All this talk about Christmas and gifts! The best things in life are free, right?
Send me out to the Lake Superior shore to watch for the greatest gift of all: the return of the sun.
I live where I can see the sun rise from the lake's edge almost every morning. The beach of Park Point is my Stonehenge, against which I can measure the change of the seasons.
For the last six months, the spot where the sun rises has been moving from "left" to "right" along the blue horizon.
In summer, I'm up early for rowing and I know the sun rises far to the north of east, straight out from the beach.
Nearly every winter morning I walk the poodle on the beach. Lately, I have to bring sunglasses for the morning walk because, on the way back to the house, the rising sun is nearly in my eyes.
Now, as we pass the solstice, the sun will stop it's journey to the "right" (or south) and begin to come back to the "left" (or north).
This is all really hard to explain with just text. I was talking live on KUMD this morning with Lisa Johnson and I just couldn't explain it on the air. I need a chalkboard and a PowerPoint presentation.
Here are a few links I've found that provide those graphics:
The winter solstice according to Crystalinks.
Wikipedia's take on the solstice.
Best of all, watch out for it yourself.
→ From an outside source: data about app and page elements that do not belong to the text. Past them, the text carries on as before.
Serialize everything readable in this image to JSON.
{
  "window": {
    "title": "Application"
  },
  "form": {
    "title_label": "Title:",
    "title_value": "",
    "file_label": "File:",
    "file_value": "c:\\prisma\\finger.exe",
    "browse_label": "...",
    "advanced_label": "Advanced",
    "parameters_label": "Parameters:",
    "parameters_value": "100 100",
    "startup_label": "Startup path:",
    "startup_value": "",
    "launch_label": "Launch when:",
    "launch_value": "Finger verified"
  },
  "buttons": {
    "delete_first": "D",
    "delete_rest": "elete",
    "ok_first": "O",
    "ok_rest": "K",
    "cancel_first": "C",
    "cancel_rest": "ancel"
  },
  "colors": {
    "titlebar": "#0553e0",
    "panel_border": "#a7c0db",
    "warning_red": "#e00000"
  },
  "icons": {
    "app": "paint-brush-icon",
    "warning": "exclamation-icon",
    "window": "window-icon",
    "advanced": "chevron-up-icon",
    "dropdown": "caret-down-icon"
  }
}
You might not have Park Point or the straight edge of a Lake Superior shoreline to meaure against, but you should have some other marker: a field, a tree, a spot in your backyard.
The return of the sun: the greatest gift of all.